I’m currently working on this personal project in my free time, in C# with Unity 5. It’s a doorman/bouncer simulation comedy. The game is being created primarily in code alone, rather than relying on Unity’s inbuilt systems. I find it more enjoyable working at the code level and I find a project easier to manage. This demo showcases the basic functionality developed so far. I also created the art and sprite animations for this game.
House Robot is a 2D game I’ve been developing for the final year project of my degree. It’s being created to accompany a dissertation I’m writing on Dynamic Difficulty Adjustment (DDA). The dissertation has a strong emphasis on AI behaviours and pathfinding, which certain implementations of DDA concerning opponent modelling rely upon. The game was written from scratch in C++ using the DirectX9 libraries for graphics. It utilises multi-threading to optimise performance with regards to pathfinding algorithms.
I also recently converted the C++ code into Java using Android Studio and managed to get the first prototype working on my Android phone device. This was fairly straightforward given the similarities between C++ and Java. The only challenging aspect was rewriting the movement controls to use touch-screen instead of keyboard input.
GitHub: HouseRobot-2D-PC | HouseRobot-2D-Android
For one of my degree modules I was tasked with developing a game in a popular game engine such as Unreal Engine 4 or Unity. This was a team project and the team voted for a horror title using UE4. My role was programmer, though due to my teammates being unable to contribute for various reasons I ended up making most of the game demo myself. For this game I wrote classes in C++ as well as utilising the blueprint scripting system.
I’m currently working on a simple Hangman game using Assembly Programming, specifically MASM/WinASM. The purpose of this personal project is to develop greater familiarity with x86 architecture and low-level programming. While I would be unlikely to develop a game in Assembly in a real-world scenario, the experience will positively influence other areas of my practice, such as optimization and debugging techniques.
For the 3D Games Programming module of my degree I wrote a basic 3D game engine in C++, using the DirectX9 libraries. I also wrote classes for basic AI behaviours such as seek, flee, hide and a flanking attack. I also wrote a basic dialogue system. I then implemented these features into a prototype game demo.
In order to gain familiarity of Unreal Engine 4, I was tasked with building a prototype of some specific FPS game mechanics.

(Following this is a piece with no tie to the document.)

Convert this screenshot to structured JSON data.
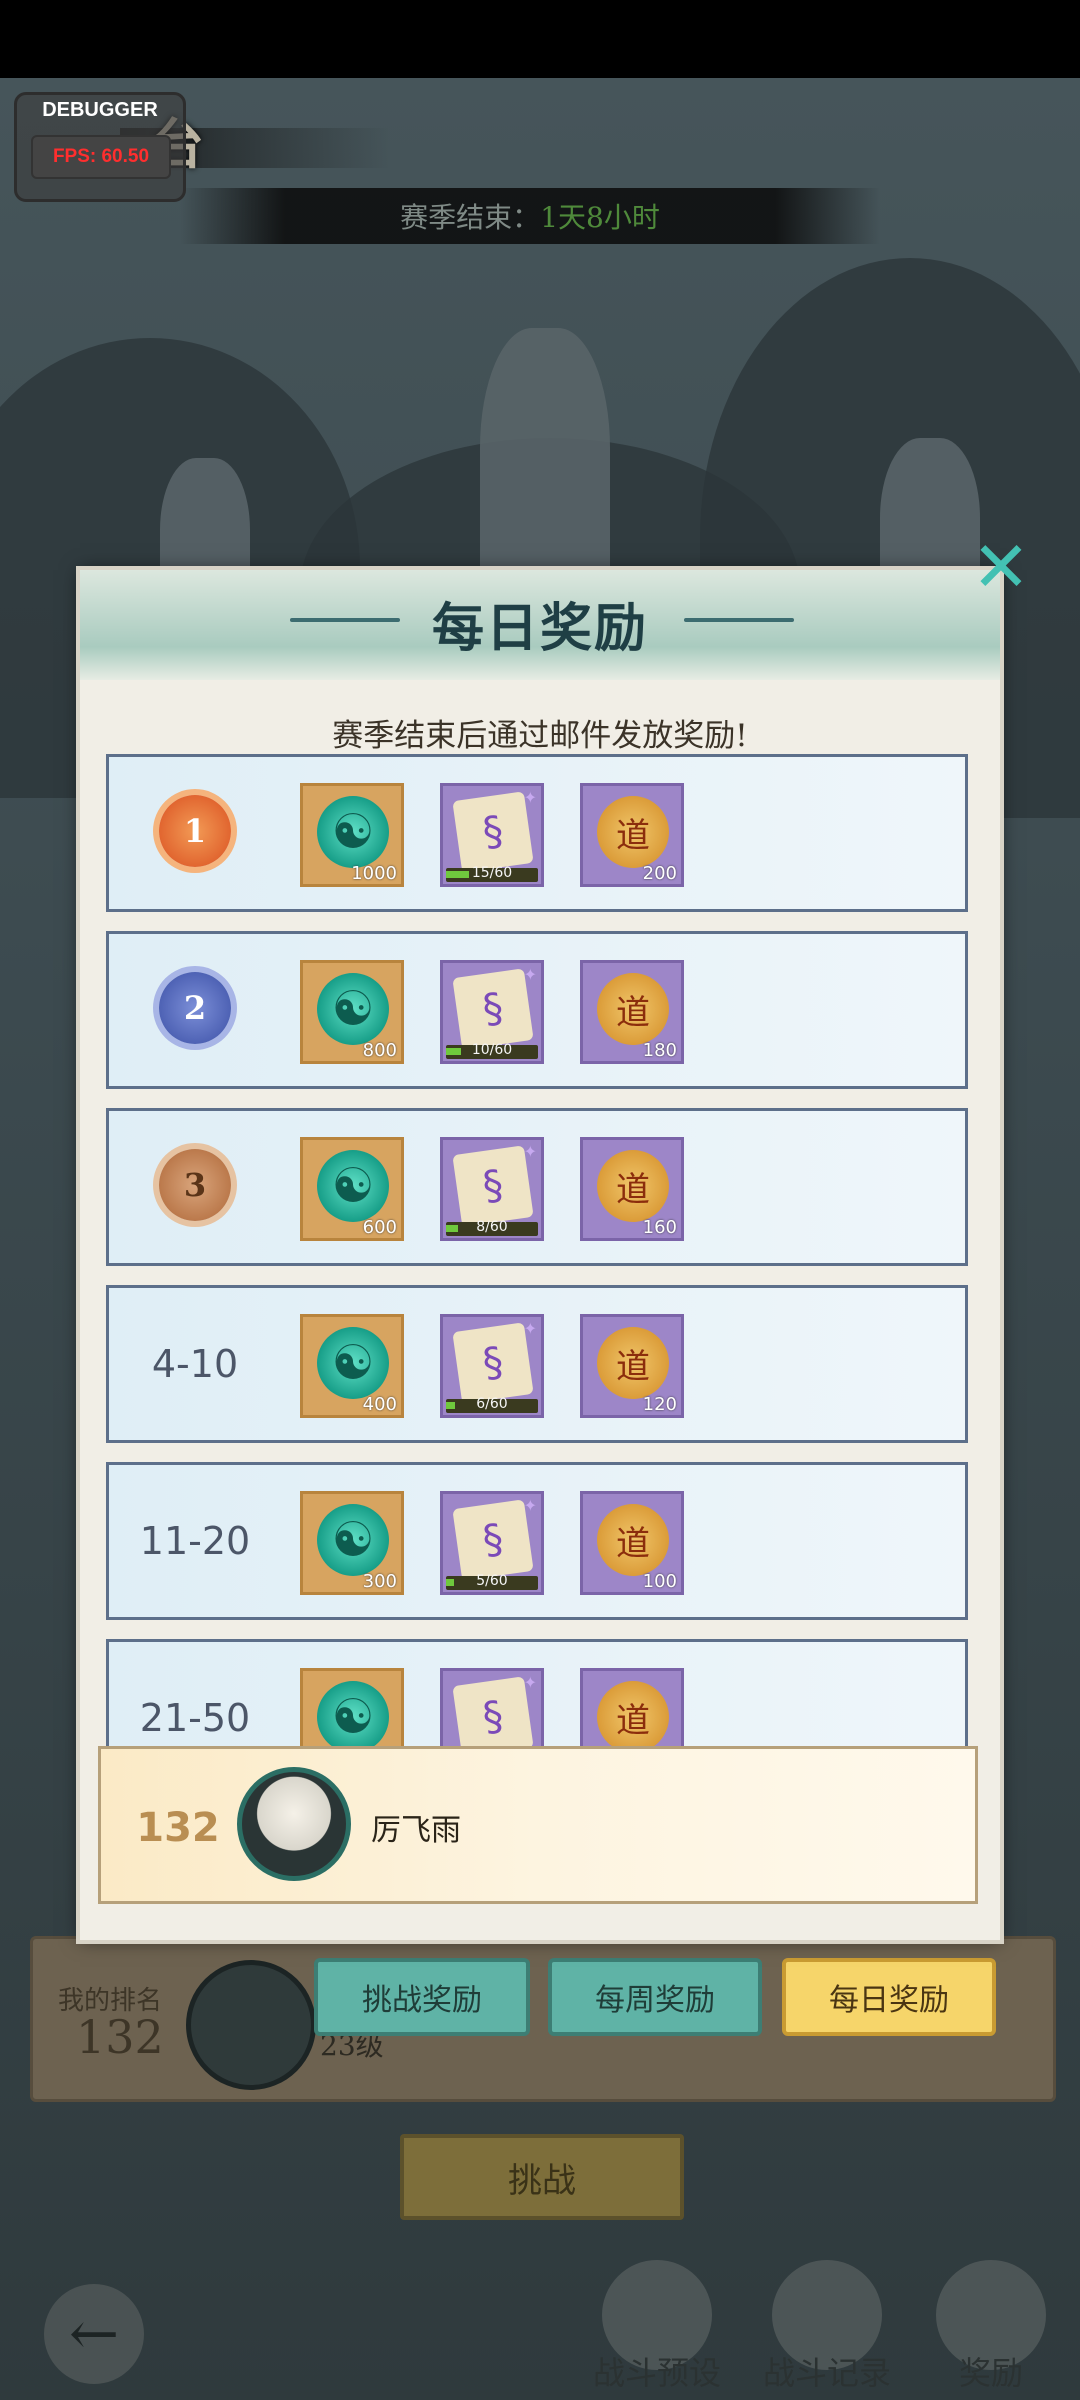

To program the demo I used the engine’s blueprint scripting system. The assets used were primarily default assets included with the engine, as the demo was exclusively focused on the programming aspect of development.
When I first started programming in C++, one of the first games I wrote was Blackjack as a text-based Windows Console Application. Back then I was eager to start learning about graphics so I could recreate the game with actual 2D images. Later on when I started learning about DirectX, I did just that and created Blackjack 2D as my very first game with 2D graphics. It had a card class, used by containers for the card deck and hands, as well as a basic AI player.